The gulf between Australia’s richest and most disadvantaged has deepened, with the number of billionaires and their share of collective growth ballooning, leaving the most vulnerable — women, particularly Aboriginal and Torres Strait Islander women — behind.
These are the findings from the latest Oxfam analysis of global inequality, published to coincide with the World Economic Forum’s annual Davos Summit in Switzerland.
The report, Public Good or Private Wealth, shows that the world’s billionaires increased their wealth by $3.5 billion a day in 2018, while the poorest 50% saw theirs slide 11 percent — with the impact felt disproportionately by women and girls.
In Australia, Oxfam said ten new billionaires were minted in 2018 to a national record of 43, with their combined wealth hitting $160 billion — growth of $100 million per day.
The Oxfam report states:
The Australian billionaire wealth increase of $36 billion last year is enough to fund about half of the Australian Government’s total health budget for the 2018-19 financial year.

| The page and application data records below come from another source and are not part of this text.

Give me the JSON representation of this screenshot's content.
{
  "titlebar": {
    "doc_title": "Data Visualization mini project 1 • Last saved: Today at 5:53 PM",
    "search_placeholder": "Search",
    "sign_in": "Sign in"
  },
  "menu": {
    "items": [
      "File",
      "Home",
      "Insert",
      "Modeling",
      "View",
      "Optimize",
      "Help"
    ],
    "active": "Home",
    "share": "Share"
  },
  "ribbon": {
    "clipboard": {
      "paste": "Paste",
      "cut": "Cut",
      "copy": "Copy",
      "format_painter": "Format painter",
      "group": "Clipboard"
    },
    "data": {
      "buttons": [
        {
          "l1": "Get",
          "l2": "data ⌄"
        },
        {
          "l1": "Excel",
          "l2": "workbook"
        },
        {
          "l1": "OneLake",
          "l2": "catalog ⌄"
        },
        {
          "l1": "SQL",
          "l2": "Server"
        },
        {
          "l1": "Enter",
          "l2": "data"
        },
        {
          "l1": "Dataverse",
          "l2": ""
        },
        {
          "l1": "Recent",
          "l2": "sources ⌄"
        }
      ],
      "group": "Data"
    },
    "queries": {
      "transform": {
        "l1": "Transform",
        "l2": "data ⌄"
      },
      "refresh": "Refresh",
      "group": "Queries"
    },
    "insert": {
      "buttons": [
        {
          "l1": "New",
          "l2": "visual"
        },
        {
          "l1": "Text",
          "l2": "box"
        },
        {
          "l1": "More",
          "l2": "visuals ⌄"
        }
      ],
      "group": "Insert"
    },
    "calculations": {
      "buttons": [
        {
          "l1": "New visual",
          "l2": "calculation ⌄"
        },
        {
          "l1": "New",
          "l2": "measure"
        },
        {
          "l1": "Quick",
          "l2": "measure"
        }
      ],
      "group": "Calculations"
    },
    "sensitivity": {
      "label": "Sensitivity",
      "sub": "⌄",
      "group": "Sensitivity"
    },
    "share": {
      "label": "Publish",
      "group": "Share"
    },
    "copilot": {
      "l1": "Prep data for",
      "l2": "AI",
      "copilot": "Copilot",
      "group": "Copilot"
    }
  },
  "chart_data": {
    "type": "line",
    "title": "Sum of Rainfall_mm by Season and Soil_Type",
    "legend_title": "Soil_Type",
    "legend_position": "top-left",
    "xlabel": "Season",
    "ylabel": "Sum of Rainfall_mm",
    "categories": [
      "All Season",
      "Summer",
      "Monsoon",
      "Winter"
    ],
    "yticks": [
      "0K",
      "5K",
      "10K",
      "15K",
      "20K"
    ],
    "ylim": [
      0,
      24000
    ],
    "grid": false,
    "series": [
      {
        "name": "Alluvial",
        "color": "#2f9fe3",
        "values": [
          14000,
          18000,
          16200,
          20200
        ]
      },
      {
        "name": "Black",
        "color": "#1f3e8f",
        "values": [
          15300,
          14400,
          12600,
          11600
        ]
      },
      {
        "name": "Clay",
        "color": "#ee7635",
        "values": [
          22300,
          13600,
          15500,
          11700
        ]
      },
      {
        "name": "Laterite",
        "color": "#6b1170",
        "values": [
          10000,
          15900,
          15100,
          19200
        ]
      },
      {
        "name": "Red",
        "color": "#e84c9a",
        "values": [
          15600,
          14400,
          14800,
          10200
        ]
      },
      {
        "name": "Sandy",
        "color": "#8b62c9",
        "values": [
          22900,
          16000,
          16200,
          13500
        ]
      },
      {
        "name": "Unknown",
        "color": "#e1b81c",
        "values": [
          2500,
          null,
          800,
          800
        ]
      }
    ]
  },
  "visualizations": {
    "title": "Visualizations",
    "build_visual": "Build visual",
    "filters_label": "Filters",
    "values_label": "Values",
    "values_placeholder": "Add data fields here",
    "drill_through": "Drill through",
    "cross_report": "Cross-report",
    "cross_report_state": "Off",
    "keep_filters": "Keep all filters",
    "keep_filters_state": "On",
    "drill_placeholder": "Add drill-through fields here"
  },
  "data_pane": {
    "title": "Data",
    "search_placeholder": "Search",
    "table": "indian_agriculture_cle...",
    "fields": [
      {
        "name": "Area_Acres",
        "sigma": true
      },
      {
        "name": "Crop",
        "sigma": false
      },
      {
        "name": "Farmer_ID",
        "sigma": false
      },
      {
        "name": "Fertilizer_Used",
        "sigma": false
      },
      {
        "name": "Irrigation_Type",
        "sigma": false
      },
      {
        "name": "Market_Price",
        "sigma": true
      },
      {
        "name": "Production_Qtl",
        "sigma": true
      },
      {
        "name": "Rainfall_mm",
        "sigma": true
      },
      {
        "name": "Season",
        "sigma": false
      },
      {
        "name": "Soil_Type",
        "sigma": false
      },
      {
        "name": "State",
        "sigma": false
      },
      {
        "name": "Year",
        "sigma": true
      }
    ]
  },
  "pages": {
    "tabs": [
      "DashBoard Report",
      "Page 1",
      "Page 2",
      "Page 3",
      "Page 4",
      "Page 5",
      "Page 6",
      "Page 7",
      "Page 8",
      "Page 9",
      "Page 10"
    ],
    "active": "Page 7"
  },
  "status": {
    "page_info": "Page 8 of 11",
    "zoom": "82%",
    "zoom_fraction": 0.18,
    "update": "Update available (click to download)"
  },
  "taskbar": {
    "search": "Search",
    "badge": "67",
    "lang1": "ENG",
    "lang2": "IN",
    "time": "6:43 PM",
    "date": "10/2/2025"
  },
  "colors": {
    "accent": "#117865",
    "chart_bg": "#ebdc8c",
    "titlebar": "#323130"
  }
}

Australia’s richest 1% now control 22% of the nation’s wealth, more than the poorest 70% combined, Oxfam reports, with more than one in three of the nation’s top corporations not paying any tax for the past four years. The resulting tax gap — some $2 billion — is more than double what the federal government has committed to Aboriginal and Torres Strait Islander health.
Aboriginal and Torres Strait Islanders, women left behind
While the richest get richer, it’s women and particularly Aboriginal and Torres Strait Islander populations that are bearing the brunt, Oxfam says.
Some 80% of Indigenous households have weekly incomes below the national average and 36% fall into the lowest income quartile.
For Aboriginal and Torres Strait Islander women, infant mortality remains double that of the rest of the population — triple in remote areas — and this gulf is widening rather than improving. Stillbirths are 60% higher in the Indigenous population.
Taken together, Oxfam suggests this data points to inequalities of access for Aboriginal and Torres Strait Islander women.
For Australian women more generally, income inequality endures, with 85 cents earned on average by a woman for every dollar earned by a man, and a gender pay gap existing in every single industry nationwide.
In addition, the Oxfam report highlights that 65% of women do more than 5 hours of unpaid work per week due to care responsibilities, contrasting with 60% of men who do less than 5 hours. According to Oxfam, this work has been valued at up to 41% of GDP.